This effect is not limited to race. For example, last year professors of management Denise Lewin Loyd of the University of Illinois, Cynthia Wang of Oklahoma State University, Robert B. Lount, Jr., of Ohio State University and I asked 186 people whether they identified as a Democrat or a Republican, then had them read a murder mystery and decide who they thought committed the crime. Next, we asked the subjects to prepare for a meeting with another group member by writing an essay communicating their perspective. More important, in all cases, we told the participants that their partner disagreed with their opinion but that they would need to come to an agreement with the other person. Everyone was told to prepare to convince their meeting partner to come around to their side; half of the subjects, however, were told to prepare to make their case to a member of the opposing political party, and half were told to make their case to a member of their own party.
The result: Democrats who were told that a fellow Democrat disagreed with them prepared less well for the discussion than Democrats who were told that a Republican disagreed with them. Republicans showed the same pattern. When disagreement comes from a socially different person, we are prompted to work harder. Diversity jolts us into cognitive action in ways that homogeneity simply does not.
For this reason, diversity appears to lead to higher-quality scientific research. This year Richard Freeman, an economics professor at Harvard University and director of the Science and Engineering Workforce Project at the National Bureau of Economic Research, along with Wei Huang, a Harvard economics Ph.D. candidate, examined the ethnic identity of the authors of 1.5 million scientific papers written between 1985 and 2008 using Thomson Reuters’s Web of Science, a comprehensive database of published research. They found that papers written by diverse groups receive more citations and have higher impact factors than papers written by people from the same ethnic group. Moreover, they found that stronger papers were associated with a greater number of author addresses; geographical diversity, and a larger number of references, is a reflection of more intellectual diversity. […]
In a 2006 study of jury decision making, social psychologist Samuel Sommers of Tufts University found that racially diverse groups exchanged a wider range of information during deliberation about a sexual assault case than all-white groups did. In collaboration with judges and jury administrators in a Michigan courtroom, Sommers conducted mock jury trials with a group of real selected jurors. Although the participants knew the mock jury was a court-sponsored experiment, they did not know that the true purpose of the research was to study the impact of racial diversity on jury decision making.
Sommers composed the six-person juries with either all white jurors or four white and two black jurors. As you might expect, the diverse juries were better at considering case facts, made fewer errors recalling relevant information and displayed a greater openness to discussing the role of race in the case.
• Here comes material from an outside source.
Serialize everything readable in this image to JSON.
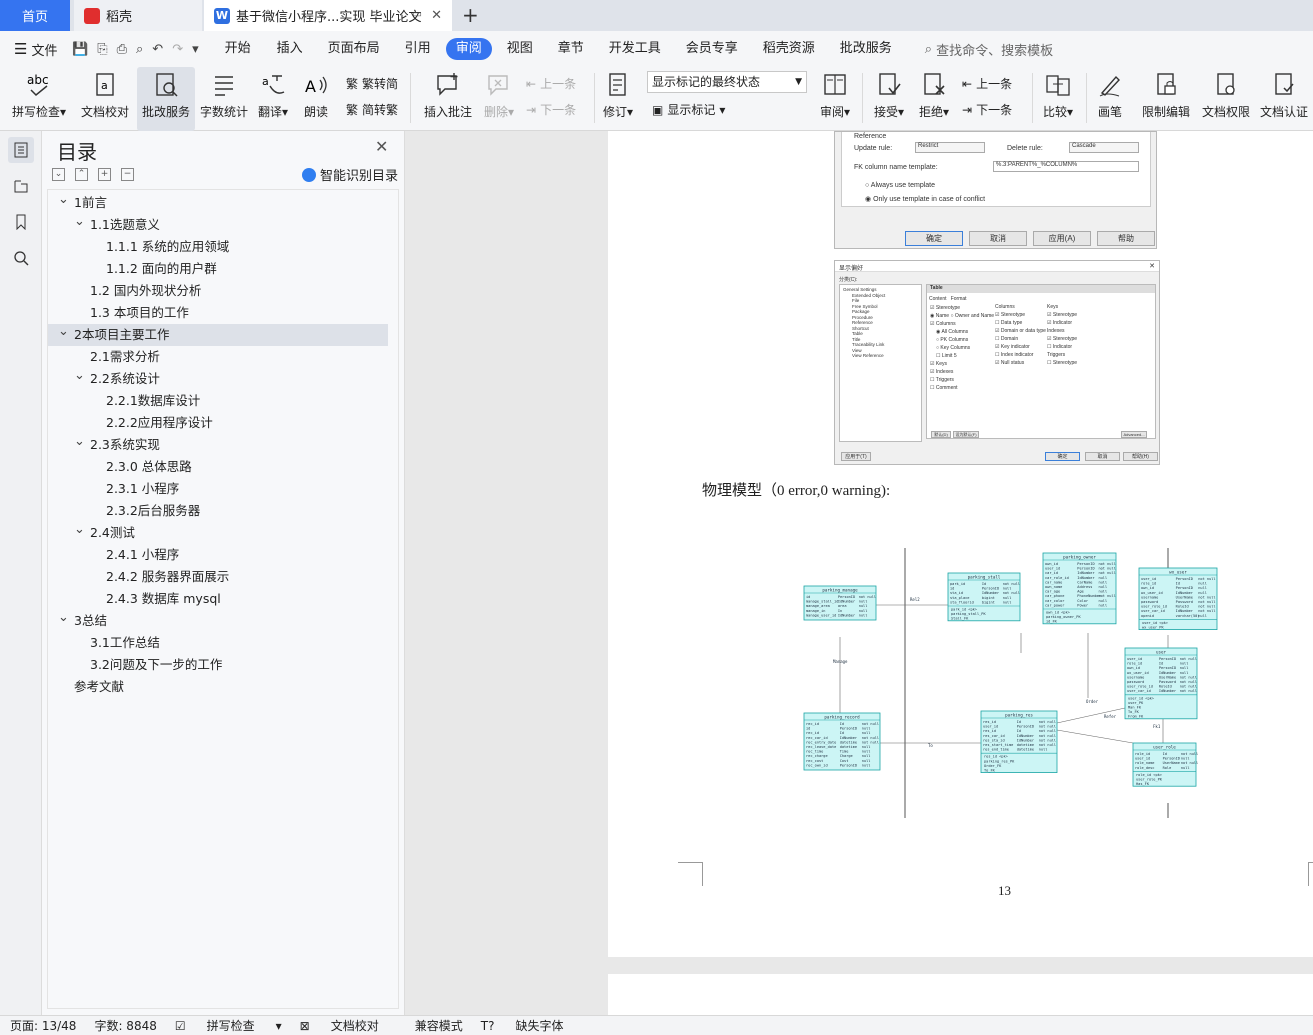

These improvements did not necessarily happen because the black jurors brought new information to the group—they happened because white jurors changed their behavior in the presence of the black jurors. In the presence of diversity, they were more diligent and open-minded.